How do you follow the album that accidentally broke you through to the mainstream, that turned you from a slightly-under-the-radar act to, well, an act that wins Grammys? In the case of Phoenix and Wolfgang Amadeus Phoenix: you don't even try. You try as hard as possible to go in the opposite direction. Enter Bankrupt!, featuring: approximately seven billion and fifty-two synthesisers, one gajillion pop hooks, a console used to record Thriller that somehow turned up on eBay, and a whole lot of musical mayhem.
This is a pop album, make no mistake. Wonky pop on the verge of falling off a cliff, granted, but pop nonetheless. Phoenix have always lived on the poppier side of life anyway, but some listeners will be taken aback. Bankrupt! is a shock to the system at first. Brash, even. Gone are the gently jangling instruments of albums past; in their place, crushing drums, that already famous keyboard sound that opens 'Entertainment', and the kind of electric guitar that wouldn't sound out of place in Beverley Hills Cop.
In fact, it's pretty chaotic. Several of these songs initially seem to become a different song entirely, belying the experimental approach the band have taken, the determination to almost completely deconstruct a song then reassemble it with a rocket attached. For all the aforementioned hooks - the all-dominating "You can't cross the line/But you can't stop trying" bridge of 'SOS In Bel Air', 'Drakkar Noir's falsetto chorus, 'Trying To Be Cool's breakdown - the album could have felt like merely a gigantic pile of singalong melodies.
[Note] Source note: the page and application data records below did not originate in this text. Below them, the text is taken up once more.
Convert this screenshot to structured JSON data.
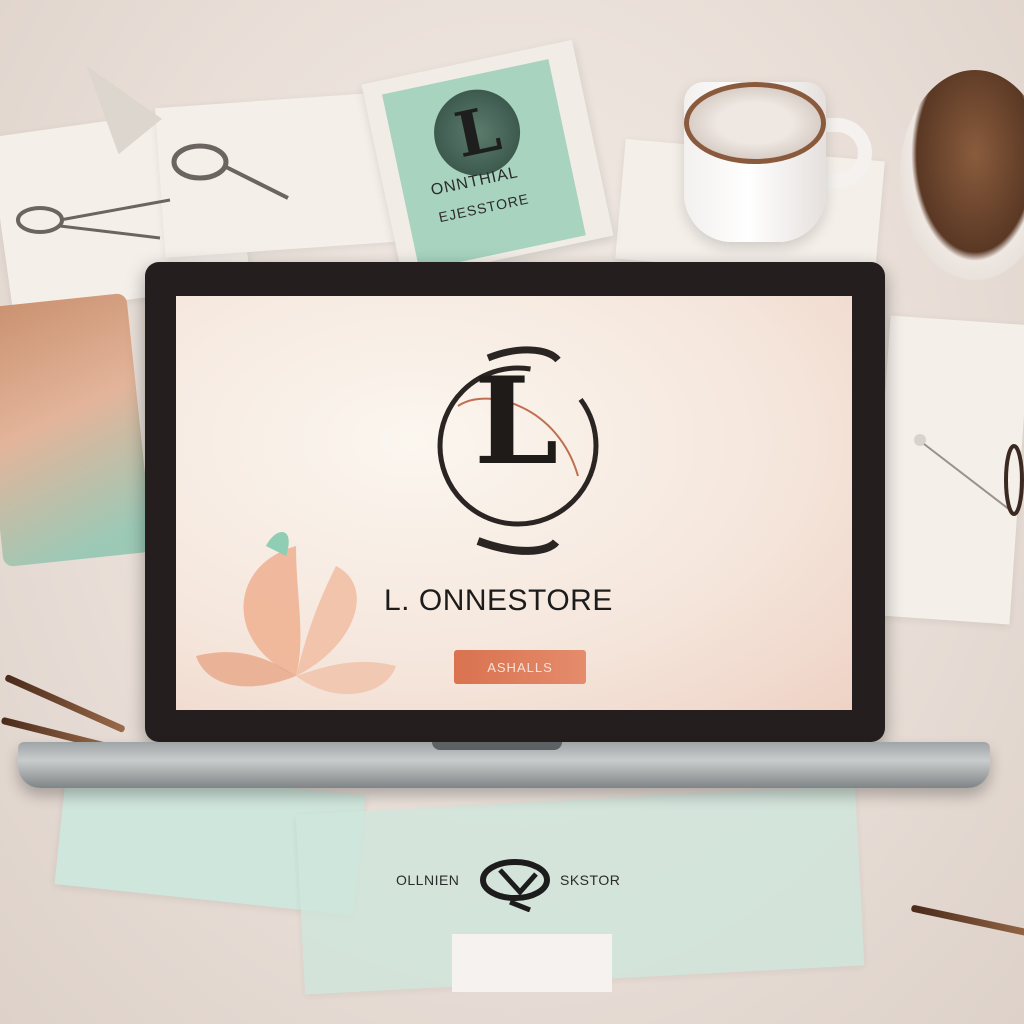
{
  "card": {
    "logo_letter": "L",
    "line1": "ONNTHIAL",
    "line2": "EJESSTORE"
  },
  "screen": {
    "emblem_letter": "L",
    "brand": "L. ONNESTORE",
    "cta_label": "ASHALLS"
  },
  "footer": {
    "left_text": "OLLNIEN",
    "right_text": "SKSTOR"
  },
  "colors": {
    "accent": "#e0805f",
    "mint": "#a7d3bf",
    "ink": "#1c1c1c"
  }
}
Not to mention the whole thing sounds tailor-made for Cher Horowitz to blast in her Jeep racing down Sunset Boulevard. It's only when you've got as internalised a knowledge of how pop music works as Phoenix do that you can make an album as frequently barking as this and not fly away completely.
Lyrically, the central theme is the conflict between being fawned over by the likes of 'SOS In Bel Air's "phony idols" one minute, the next cast as 'Trying To Be Cool's baffled outsider. 'Drakkar Noir' finds Mars wondering "how come everyone knows you before they meet you?", before declaring "I wish I knew you from before". The protagonist of 'Don't', meanwhile, doesn't want to know at all, issuing a "from dusk 'til dawn" invite before brushing off the other party with its key refrain of "Whatever we're too close to serious". To recognise an image is not to know the person - a fact frequently confused in the Hollyweird age of constant gossip, and dissected throughout Bankrupt!. In this strange universe, it's no surprise that 'Bourgeois' finds Mars commenting that "you lost your mind on a cruise ship" - surely any sane person would?
It takes a few listens to get past the bombast to what lurks beneath. The album's second half, particularly, has an almost dreamlike structure that only unfurls gradually. A frantic six-note keyboard riff lurking in the background of 'Drakkar Noir' suddenly slows tempo to a near-crawl, becoming the driving force of 'Chloroform'. 'Bankrupt's conclusion features the refrain "Another lonely Tuesday home/Stolen kisses anyone near"; the affinity with Tuesdays returns on 'Chloroform', when Mars sings that "Anyway you want the truth is/I will marry you on Tuesdays", the memory of 'Bankrupt's lyrics turning 'Chloroform's "My love is cruel" posturing on its head.
Bankrupt! might start off sounding a bit like its predecessor, albeit hopped up on something that sounds like the intro to a 1980s' manga cartoon. But by the time closing track 'Oblique City' comes around, you'll be begging for the strange, introspective campfire vibe that closes the album, so upbeat - and exhausting - a ride it is. But a thrilling ride nonetheless, unlike many others you’re likely to experience in 2013. Ultimately, whether you like Bankrupt! will, I suspect, depend on whether you prefer your pop music to be 'properly' structured, contained with a nice tidy bow and playing by the rules, or trying to see where the rules can be broken and thus constantly on the verge of an utter shambles. Bankrupt! is firmly in the latter camp. As am I.
9Krystina Nellis's Score